Required work —
Provide the entries once more, identical in every word.

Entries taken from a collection
⁂

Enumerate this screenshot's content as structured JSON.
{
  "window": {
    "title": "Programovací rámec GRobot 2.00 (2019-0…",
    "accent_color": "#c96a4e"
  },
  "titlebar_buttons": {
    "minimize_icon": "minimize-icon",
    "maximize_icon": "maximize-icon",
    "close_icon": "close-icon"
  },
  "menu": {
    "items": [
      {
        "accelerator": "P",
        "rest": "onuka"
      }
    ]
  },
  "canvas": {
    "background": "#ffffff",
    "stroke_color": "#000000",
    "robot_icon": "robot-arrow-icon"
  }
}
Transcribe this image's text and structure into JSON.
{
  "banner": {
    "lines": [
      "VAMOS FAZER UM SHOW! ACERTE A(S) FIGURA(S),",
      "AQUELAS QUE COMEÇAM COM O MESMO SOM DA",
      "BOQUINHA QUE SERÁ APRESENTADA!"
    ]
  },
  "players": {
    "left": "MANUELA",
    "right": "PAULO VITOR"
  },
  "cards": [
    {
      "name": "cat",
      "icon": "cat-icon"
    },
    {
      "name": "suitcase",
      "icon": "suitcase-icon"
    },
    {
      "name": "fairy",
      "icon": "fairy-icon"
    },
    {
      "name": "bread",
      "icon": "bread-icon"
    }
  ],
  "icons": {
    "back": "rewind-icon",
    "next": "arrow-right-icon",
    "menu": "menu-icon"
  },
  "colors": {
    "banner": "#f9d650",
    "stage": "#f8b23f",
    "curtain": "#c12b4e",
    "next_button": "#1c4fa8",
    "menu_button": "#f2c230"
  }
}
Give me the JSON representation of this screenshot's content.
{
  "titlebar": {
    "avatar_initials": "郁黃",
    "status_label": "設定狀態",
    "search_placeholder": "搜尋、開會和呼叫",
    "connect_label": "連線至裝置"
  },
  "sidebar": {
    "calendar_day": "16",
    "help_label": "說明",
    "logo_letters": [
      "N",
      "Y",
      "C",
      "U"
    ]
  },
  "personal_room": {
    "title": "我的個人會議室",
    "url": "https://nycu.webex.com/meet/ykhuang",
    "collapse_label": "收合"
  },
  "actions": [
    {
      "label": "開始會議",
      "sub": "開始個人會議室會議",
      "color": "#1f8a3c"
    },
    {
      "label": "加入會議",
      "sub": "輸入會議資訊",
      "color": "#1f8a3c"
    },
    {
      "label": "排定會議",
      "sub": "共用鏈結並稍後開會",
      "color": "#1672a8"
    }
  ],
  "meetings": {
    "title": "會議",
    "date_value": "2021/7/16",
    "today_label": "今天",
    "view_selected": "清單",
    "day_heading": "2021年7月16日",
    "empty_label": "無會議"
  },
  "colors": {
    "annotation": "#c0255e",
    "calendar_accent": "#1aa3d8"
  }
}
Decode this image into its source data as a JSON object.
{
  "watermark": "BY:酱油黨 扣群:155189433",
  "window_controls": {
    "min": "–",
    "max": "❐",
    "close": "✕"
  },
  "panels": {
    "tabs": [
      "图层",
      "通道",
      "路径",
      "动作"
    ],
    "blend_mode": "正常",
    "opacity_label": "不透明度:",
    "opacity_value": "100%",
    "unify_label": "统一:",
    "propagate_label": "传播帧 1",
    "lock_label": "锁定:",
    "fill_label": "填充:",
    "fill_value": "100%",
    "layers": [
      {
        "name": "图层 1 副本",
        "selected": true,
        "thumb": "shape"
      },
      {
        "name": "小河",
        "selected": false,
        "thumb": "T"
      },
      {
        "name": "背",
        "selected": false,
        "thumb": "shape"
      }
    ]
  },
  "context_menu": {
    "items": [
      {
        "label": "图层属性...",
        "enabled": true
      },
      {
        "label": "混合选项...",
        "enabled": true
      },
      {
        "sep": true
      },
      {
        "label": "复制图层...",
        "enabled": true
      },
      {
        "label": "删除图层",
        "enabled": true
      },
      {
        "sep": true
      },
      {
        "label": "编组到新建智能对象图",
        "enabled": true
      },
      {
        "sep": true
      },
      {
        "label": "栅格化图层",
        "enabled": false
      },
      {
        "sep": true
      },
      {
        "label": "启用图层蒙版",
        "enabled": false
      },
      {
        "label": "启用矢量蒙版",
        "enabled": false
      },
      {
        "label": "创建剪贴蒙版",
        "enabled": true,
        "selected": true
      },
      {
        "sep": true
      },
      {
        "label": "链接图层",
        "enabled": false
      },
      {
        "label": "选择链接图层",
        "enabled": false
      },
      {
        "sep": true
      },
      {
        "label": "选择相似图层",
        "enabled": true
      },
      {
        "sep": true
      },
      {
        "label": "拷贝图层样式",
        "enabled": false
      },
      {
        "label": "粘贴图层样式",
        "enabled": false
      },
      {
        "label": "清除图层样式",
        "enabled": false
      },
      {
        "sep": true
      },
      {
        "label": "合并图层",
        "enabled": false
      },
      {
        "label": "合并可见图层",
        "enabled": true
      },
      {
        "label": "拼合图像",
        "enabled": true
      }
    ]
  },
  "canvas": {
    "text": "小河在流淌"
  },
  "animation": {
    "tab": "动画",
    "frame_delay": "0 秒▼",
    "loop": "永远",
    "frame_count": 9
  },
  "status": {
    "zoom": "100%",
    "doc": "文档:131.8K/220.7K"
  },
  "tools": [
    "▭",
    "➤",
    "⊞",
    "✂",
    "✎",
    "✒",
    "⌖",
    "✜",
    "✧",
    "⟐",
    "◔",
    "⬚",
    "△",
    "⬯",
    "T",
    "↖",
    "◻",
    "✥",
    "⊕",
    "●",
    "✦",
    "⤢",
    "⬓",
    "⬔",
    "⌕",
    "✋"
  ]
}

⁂

Completed exercise —
Enumerate this screenshot's content as structured JSON.
{
  "window": {
    "title": "Programovací rámec GRobot 2.00 (2019-0…",
    "accent_color": "#c96a4e"
  },
  "titlebar_buttons": {
    "minimize_icon": "minimize-icon",
    "maximize_icon": "maximize-icon",
    "close_icon": "close-icon"
  },
  "menu": {
    "items": [
      {
        "accelerator": "P",
        "rest": "onuka"
      }
    ]
  },
  "canvas": {
    "background": "#ffffff",
    "stroke_color": "#000000",
    "robot_icon": "robot-arrow-icon"
  }
}
Transcribe this image's text and structure into JSON.
{
  "banner": {
    "lines": [
      "VAMOS FAZER UM SHOW! ACERTE A(S) FIGURA(S),",
      "AQUELAS QUE COMEÇAM COM O MESMO SOM DA",
      "BOQUINHA QUE SERÁ APRESENTADA!"
    ]
  },
  "players": {
    "left": "MANUELA",
    "right": "PAULO VITOR"
  },
  "cards": [
    {
      "name": "cat",
      "icon": "cat-icon"
    },
    {
      "name": "suitcase",
      "icon": "suitcase-icon"
    },
    {
      "name": "fairy",
      "icon": "fairy-icon"
    },
    {
      "name": "bread",
      "icon": "bread-icon"
    }
  ],
  "icons": {
    "back": "rewind-icon",
    "next": "arrow-right-icon",
    "menu": "menu-icon"
  },
  "colors": {
    "banner": "#f9d650",
    "stage": "#f8b23f",
    "curtain": "#c12b4e",
    "next_button": "#1c4fa8",
    "menu_button": "#f2c230"
  }
}
Give me the JSON representation of this screenshot's content.
{
  "titlebar": {
    "avatar_initials": "郁黃",
    "status_label": "設定狀態",
    "search_placeholder": "搜尋、開會和呼叫",
    "connect_label": "連線至裝置"
  },
  "sidebar": {
    "calendar_day": "16",
    "help_label": "說明",
    "logo_letters": [
      "N",
      "Y",
      "C",
      "U"
    ]
  },
  "personal_room": {
    "title": "我的個人會議室",
    "url": "https://nycu.webex.com/meet/ykhuang",
    "collapse_label": "收合"
  },
  "actions": [
    {
      "label": "開始會議",
      "sub": "開始個人會議室會議",
      "color": "#1f8a3c"
    },
    {
      "label": "加入會議",
      "sub": "輸入會議資訊",
      "color": "#1f8a3c"
    },
    {
      "label": "排定會議",
      "sub": "共用鏈結並稍後開會",
      "color": "#1672a8"
    }
  ],
  "meetings": {
    "title": "會議",
    "date_value": "2021/7/16",
    "today_label": "今天",
    "view_selected": "清單",
    "day_heading": "2021年7月16日",
    "empty_label": "無會議"
  },
  "colors": {
    "annotation": "#c0255e",
    "calendar_accent": "#1aa3d8"
  }
}
Decode this image into its source data as a JSON object.
{
  "watermark": "BY:酱油黨 扣群:155189433",
  "window_controls": {
    "min": "–",
    "max": "❐",
    "close": "✕"
  },
  "panels": {
    "tabs": [
      "图层",
      "通道",
      "路径",
      "动作"
    ],
    "blend_mode": "正常",
    "opacity_label": "不透明度:",
    "opacity_value": "100%",
    "unify_label": "统一:",
    "propagate_label": "传播帧 1",
    "lock_label": "锁定:",
    "fill_label": "填充:",
    "fill_value": "100%",
    "layers": [
      {
        "name": "图层 1 副本",
        "selected": true,
        "thumb": "shape"
      },
      {
        "name": "小河",
        "selected": false,
        "thumb": "T"
      },
      {
        "name": "背",
        "selected": false,
        "thumb": "shape"
      }
    ]
  },
  "context_menu": {
    "items": [
      {
        "label": "图层属性...",
        "enabled": true
      },
      {
        "label": "混合选项...",
        "enabled": true
      },
      {
        "sep": true
      },
      {
        "label": "复制图层...",
        "enabled": true
      },
      {
        "label": "删除图层",
        "enabled": true
      },
      {
        "sep": true
      },
      {
        "label": "编组到新建智能对象图",
        "enabled": true
      },
      {
        "sep": true
      },
      {
        "label": "栅格化图层",
        "enabled": false
      },
      {
        "sep": true
      },
      {
        "label": "启用图层蒙版",
        "enabled": false
      },
      {
        "label": "启用矢量蒙版",
        "enabled": false
      },
      {
        "label": "创建剪贴蒙版",
        "enabled": true,
        "selected": true
      },
      {
        "sep": true
      },
      {
        "label": "链接图层",
        "enabled": false
      },
      {
        "label": "选择链接图层",
        "enabled": false
      },
      {
        "sep": true
      },
      {
        "label": "选择相似图层",
        "enabled": true
      },
      {
        "sep": true
      },
      {
        "label": "拷贝图层样式",
        "enabled": false
      },
      {
        "label": "粘贴图层样式",
        "enabled": false
      },
      {
        "label": "清除图层样式",
        "enabled": false
      },
      {
        "sep": true
      },
      {
        "label": "合并图层",
        "enabled": false
      },
      {
        "label": "合并可见图层",
        "enabled": true
      },
      {
        "label": "拼合图像",
        "enabled": true
      }
    ]
  },
  "canvas": {
    "text": "小河在流淌"
  },
  "animation": {
    "tab": "动画",
    "frame_delay": "0 秒▼",
    "loop": "永远",
    "frame_count": 9
  },
  "status": {
    "zoom": "100%",
    "doc": "文档:131.8K/220.7K"
  },
  "tools": [
    "▭",
    "➤",
    "⊞",
    "✂",
    "✎",
    "✒",
    "⌖",
    "✜",
    "✧",
    "⟐",
    "◔",
    "⬚",
    "△",
    "⬯",
    "T",
    "↖",
    "◻",
    "✥",
    "⊕",
    "●",
    "✦",
    "⤢",
    "⬓",
    "⬔",
    "⌕",
    "✋"
  ]
}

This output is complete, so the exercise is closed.